â€śall the books in the worldâ€? would â€śbecome a single liquid fabric of interconnected words and ideas.â€? The user of the electronic library would be able to bring together â€śall textsâ€”past and present, multilingualâ€”on a particular subject,â€? and, by doing so, gain â€śa clearer sense of what we as a civilization, a species, do know and donâ€™t know.â€?
This exposes the gap between the digerati and the literati. The idea of the a “single liquid fabric of interconnected words and ideas” is called intertextuality and was introduced into the conversation by Julia Kristeva.
Kristeva referred to texts in terms of two axes: a horizontal axis connecting the author and reader of a text, and a vertical axis, which connects the text to other texts (Kristeva 1980, 69). Uniting these two axes are shared codes: every text and every reading depends on prior codes. Kristeva declared that ‘every text is from the outset under the jurisdiction of other discourses which impose a universe on it

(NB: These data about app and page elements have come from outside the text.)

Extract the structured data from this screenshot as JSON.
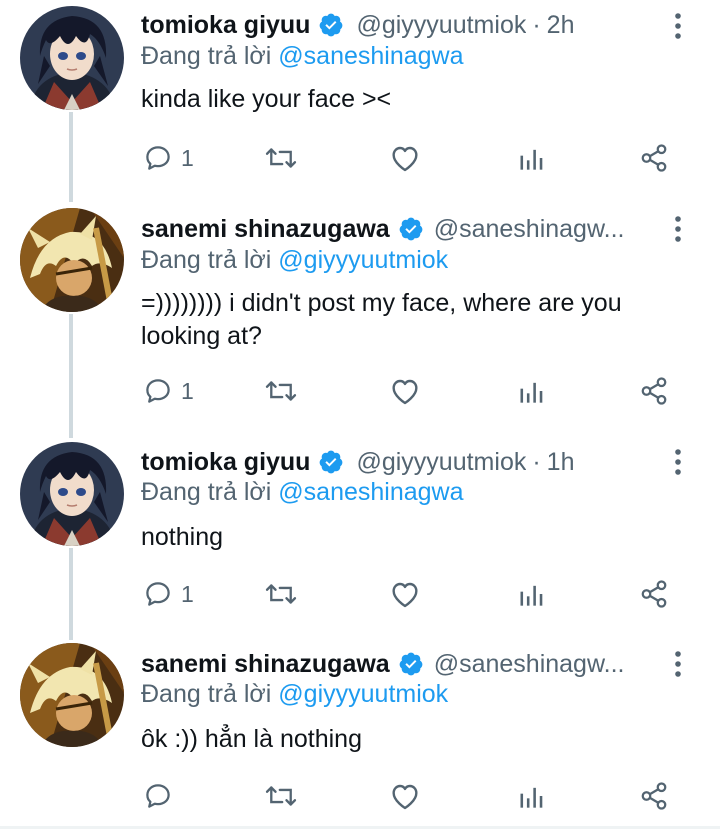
{
  "reply_prefix": "Đang trả lời",
  "colors": {
    "link": "#1d9bf0",
    "muted": "#536471",
    "verified": "#1d9bf0"
  },
  "tweets": [
    {
      "name": "tomioka giyuu",
      "handle": "@giyyyuutmiok",
      "time": "2h",
      "separator": "·",
      "reply_to": "@saneshinagwa",
      "text": "kinda like your face ><",
      "reply_count": "1",
      "avatar": "giyuu-avatar"
    },
    {
      "name": "sanemi shinazugawa",
      "handle": "@saneshinagw...",
      "time": "",
      "separator": "",
      "reply_to": "@giyyyuutmiok",
      "text": "=)))))))) i didn't post my face, where are you looking at?",
      "reply_count": "1",
      "avatar": "sanemi-avatar"
    },
    {
      "name": "tomioka giyuu",
      "handle": "@giyyyuutmiok",
      "time": "1h",
      "separator": "·",
      "reply_to": "@saneshinagwa",
      "text": "nothing",
      "reply_count": "1",
      "avatar": "giyuu-avatar"
    },
    {
      "name": "sanemi shinazugawa",
      "handle": "@saneshinagw...",
      "time": "",
      "separator": "",
      "reply_to": "@giyyyuutmiok",
      "text": "ôk :)) hẳn là nothing",
      "reply_count": "",
      "avatar": "sanemi-avatar"
    }
  ],
  "icons": [
    "reply-icon",
    "retweet-icon",
    "like-icon",
    "analytics-icon",
    "share-icon",
    "more-options-icon",
    "verified-badge-icon"
  ]
}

While the digerati dream of a liquid, hyperlinked super document living on Web servers, the literati know that texts are connected on many axes. And the connections are not simple links, they contain politics, power, poetic and gender influences— they shade meaning.

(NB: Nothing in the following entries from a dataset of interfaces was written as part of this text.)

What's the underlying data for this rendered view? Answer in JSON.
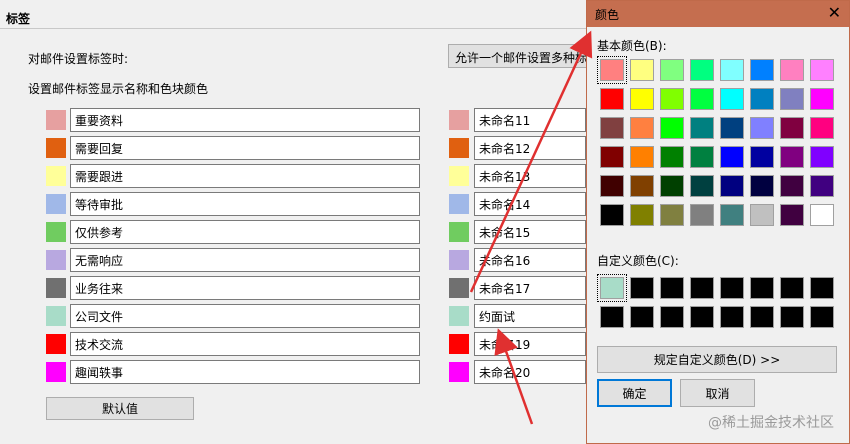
{
  "main": {
    "section_title": "标签",
    "tag_setting_label": "对邮件设置标签时:",
    "tag_select_value": "允许一个邮件设置多种标签",
    "display_label": "设置邮件标签显示名称和色块颜色",
    "default_button": "默认值",
    "left_tags": [
      {
        "name": "重要资料",
        "color": "#e6a0a0"
      },
      {
        "name": "需要回复",
        "color": "#e06010"
      },
      {
        "name": "需要跟进",
        "color": "#ffff99"
      },
      {
        "name": "等待审批",
        "color": "#a0b8e8"
      },
      {
        "name": "仅供参考",
        "color": "#70cc60"
      },
      {
        "name": "无需响应",
        "color": "#b8a8e0"
      },
      {
        "name": "业务往来",
        "color": "#707070"
      },
      {
        "name": "公司文件",
        "color": "#a8dcc8"
      },
      {
        "name": "技术交流",
        "color": "#ff0000"
      },
      {
        "name": "趣闻轶事",
        "color": "#ff00ff"
      }
    ],
    "right_tags": [
      {
        "name": "未命名11",
        "color": "#e6a0a0"
      },
      {
        "name": "未命名12",
        "color": "#e06010"
      },
      {
        "name": "未命名13",
        "color": "#ffff99"
      },
      {
        "name": "未命名14",
        "color": "#a0b8e8"
      },
      {
        "name": "未命名15",
        "color": "#70cc60"
      },
      {
        "name": "未命名16",
        "color": "#b8a8e0"
      },
      {
        "name": "未命名17",
        "color": "#707070"
      },
      {
        "name": "约面试",
        "color": "#a8dcc8"
      },
      {
        "name": "未命名19",
        "color": "#ff0000"
      },
      {
        "name": "未命名20",
        "color": "#ff00ff"
      }
    ]
  },
  "dialog": {
    "title": "颜色",
    "close_glyph": "✕",
    "basic_label": "基本颜色(B):",
    "custom_label": "自定义颜色(C):",
    "define_button": "规定自定义颜色(D) >>",
    "ok_button": "确定",
    "cancel_button": "取消",
    "basic_colors": [
      "#ff8080",
      "#ffff80",
      "#80ff80",
      "#00ff80",
      "#80ffff",
      "#0080ff",
      "#ff80c0",
      "#ff80ff",
      "#ff0000",
      "#ffff00",
      "#80ff00",
      "#00ff40",
      "#00ffff",
      "#0080c0",
      "#8080c0",
      "#ff00ff",
      "#804040",
      "#ff8040",
      "#00ff00",
      "#008080",
      "#004080",
      "#8080ff",
      "#800040",
      "#ff0080",
      "#800000",
      "#ff8000",
      "#008000",
      "#008040",
      "#0000ff",
      "#0000a0",
      "#800080",
      "#8000ff",
      "#400000",
      "#804000",
      "#004000",
      "#004040",
      "#000080",
      "#000040",
      "#400040",
      "#400080",
      "#000000",
      "#808000",
      "#808040",
      "#808080",
      "#408080",
      "#c0c0c0",
      "#400040",
      "#ffffff"
    ],
    "custom_colors": [
      "#a8dcc8",
      "#000000",
      "#000000",
      "#000000",
      "#000000",
      "#000000",
      "#000000",
      "#000000",
      "#000000",
      "#000000",
      "#000000",
      "#000000",
      "#000000",
      "#000000",
      "#000000",
      "#000000"
    ]
  },
  "watermark": "@稀土掘金技术社区"
}
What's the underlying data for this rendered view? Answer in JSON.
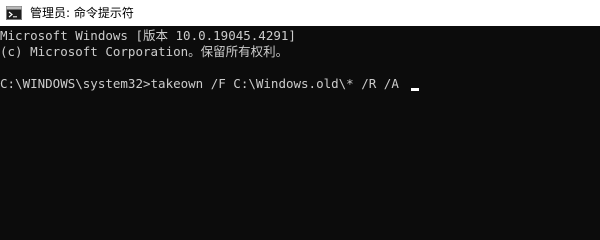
{
  "window": {
    "title": "管理员: 命令提示符",
    "icon": "cmd-icon"
  },
  "console": {
    "lines": [
      "Microsoft Windows [版本 10.0.19045.4291]",
      "(c) Microsoft Corporation。保留所有权利。",
      "",
      "C:\\WINDOWS\\system32>takeown /F C:\\Windows.old\\* /R /A"
    ]
  },
  "colors": {
    "background": "#0c0c0c",
    "text": "#cccccc",
    "titlebar": "#ffffff"
  }
}
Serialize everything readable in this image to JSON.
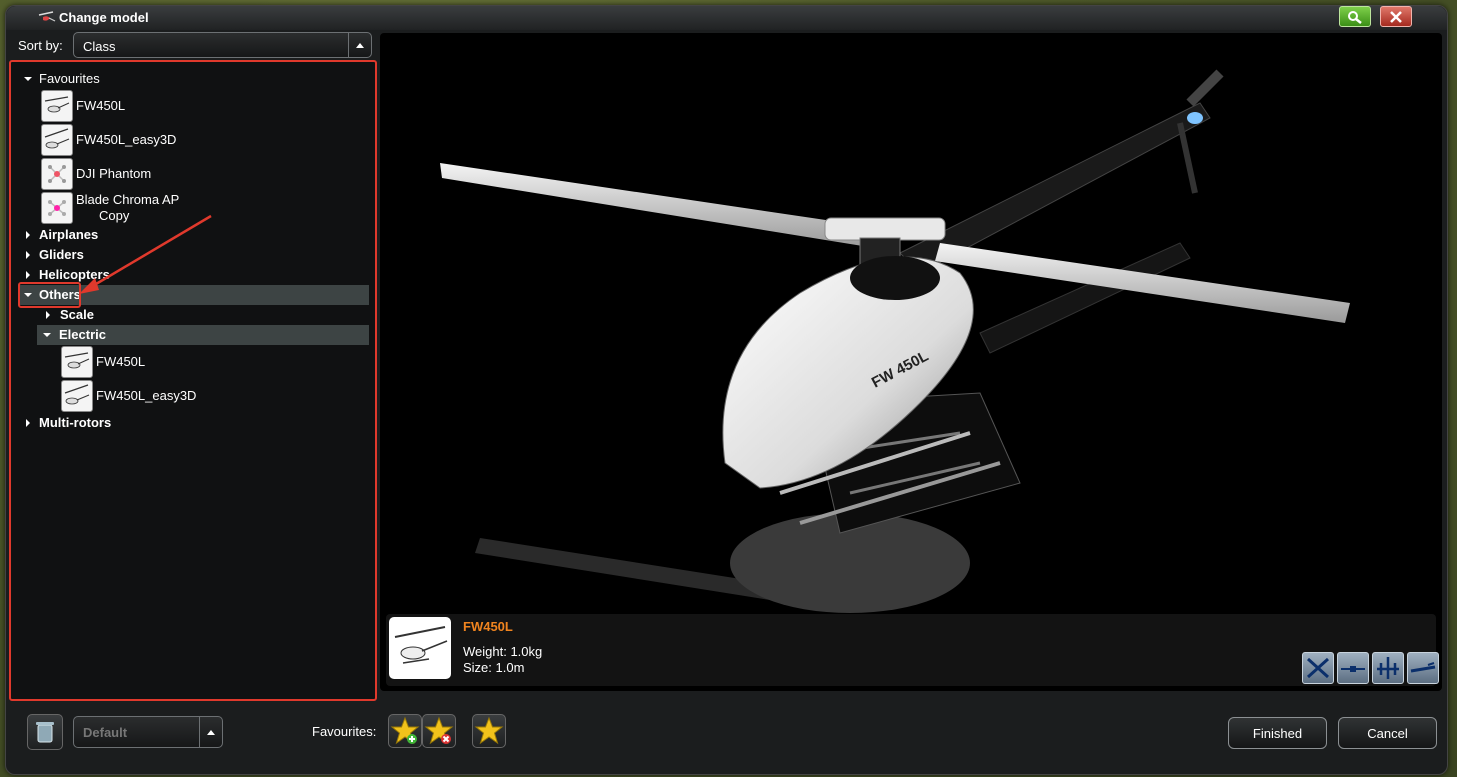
{
  "window": {
    "title": "Change model"
  },
  "titlebar": {
    "search_icon": "search-icon",
    "close_icon": "close-icon"
  },
  "sort": {
    "label": "Sort by:",
    "value": "Class"
  },
  "tree": {
    "favourites": {
      "label": "Favourites",
      "items": [
        {
          "label": "FW450L"
        },
        {
          "label": "FW450L_easy3D"
        },
        {
          "label": "DJI Phantom"
        },
        {
          "label": "Blade Chroma AP",
          "label2": "Copy"
        }
      ]
    },
    "airplanes": "Airplanes",
    "gliders": "Gliders",
    "helicopters": "Helicopters",
    "others": {
      "label": "Others",
      "scale": "Scale",
      "electric": {
        "label": "Electric",
        "items": [
          {
            "label": "FW450L"
          },
          {
            "label": "FW450L_easy3D"
          }
        ]
      }
    },
    "multirotors": "Multi-rotors"
  },
  "preview": {
    "model_name": "FW450L",
    "weight": "Weight: 1.0kg",
    "size": "Size: 1.0m"
  },
  "bottom": {
    "profile_value": "Default",
    "favourites_label": "Favourites:",
    "finished": "Finished",
    "cancel": "Cancel"
  },
  "colors": {
    "accent": "#f0841f",
    "highlight": "#e0392c",
    "selected_row": "#3d4444"
  }
}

Texts are always already connected, but literal connection in a super hypertext document could make implicit links explicit. But will explicit links also expose the influence of the linking? As with all software, it’s not about the code, it’s about the user. In this case, the locus of meaning, the only really important connections, are in the mind’s eye of the reader.